12. The High Court seems to have adopted a strictly hyper-technical approach and sieved the complaint through a calendar of finest gauzes for testing the ingredients under Section 415 IPC. Such an endeavour may be justified during trial, but certainly not during the stage of investigation. At any rate, it is too premature a stage for the High Court to step in and stall the investigation by declaring that it is a commercial transaction simpliciter wherein no semblance of criminal offence is involved.”
6. Sri Singh, learned counsel for the complainant/opposite party No. 2 submits that at the moment, the learned Magistrate has only passed order of cognizance and if petitioner feels that there is no case, he can file appropriate petition at appropriate stage, not at this preliminary stage. On aforesaid, ground, a prayer has been made to reject the petition.
7. Besides hearing learned counsel for the parties, I have also perused the materials available on record, including the Lower Court Record. After going through the record, it is evident that the complaint petition was thoroughly investigated by the investigating agency and thereafter, it was found that it was not a case of criminal offence, rather the investigating officer had noticed that it was a civil dispute. Accordingly, petitioner’s name was not included in column No. 11 of the charge-sheet. Meaning thereby that petitioner was not forwarded as accused in the case and final report was submitted. So far as point, which has been raised by the learned counsel for the complainant that even in business transaction, there can be case of criminal offence, this Court is in agreement with his submission, but in the present case, the case was investigated thoroughly by the statutory investigating agency and no sufficient material was found to forward the petitioner to face trial and his name was not incorporated in the charge-sheet as accused.

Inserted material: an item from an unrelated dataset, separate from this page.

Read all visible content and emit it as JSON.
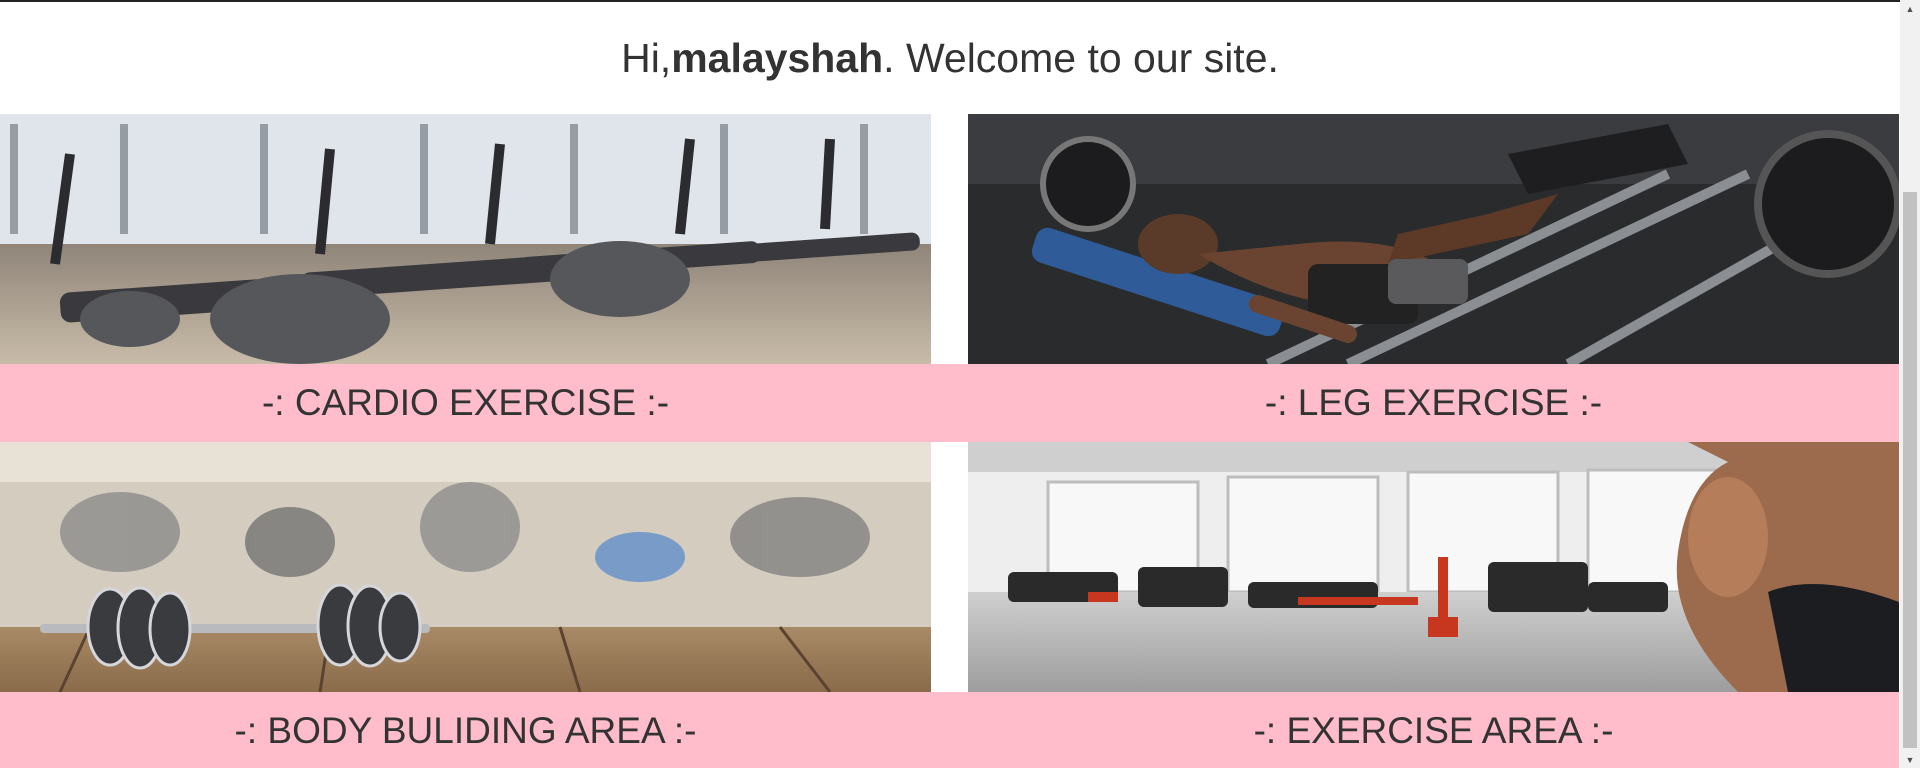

The learned Chief Judicial Magistrate though was competent to pass order of cognizance, differing with the police report, it was essential on his part to assign reason succinctly for differing with the police report. On perusal of the impugned order, the Court is satisfied that no reason has been assigned by the learned Magistrate and as such, on this very point, the order of cognizance is liable to be set aside.
8. It goes without saying that if an investigating agency after thorough investigation submits final report exonerating accused persons, the said report may not be treated as waste paper. Once such report is submitted, the learned Magistrate at the time of differing with the police report is required to assign succinct reason. Since in the order impugned, no reason has been assigned, the Court is satisfied that order impugned is liable to be set aside, particularly; in view of nature of accusation, as has been levelled in the complaint petition.
9. So far as judgment referred by learned counsel for the complainant (supra) is concerned, in the present case, after the complaint was referred to the police, the F.I.R. was registered and during investigation, no accusation was found true against the petitioner and as such, petitioner was not included in column No. 11 of the charge-sheet, whereas, in Rajesh Bajaj’s case (supra), the investigation was interfered with by the High Court. Accordingly, in view of peculiar fact of this case, the complainant may not get any assistance from the judgment of the Hon’ble Apex Court in Rajesh Bajaj’s case (supra).
10. Accordingly, the order impugned i.e. order dated 17.1.2013 passed by learned Chief Judicial Magistrate, Nawada in Nawada Town P.S. Case No. 301 of 2012/G.R. No. 1459 of 2012 (arising out of Complaint Case No. 737 of 2012) is hereby set aside. The petition stands allowed.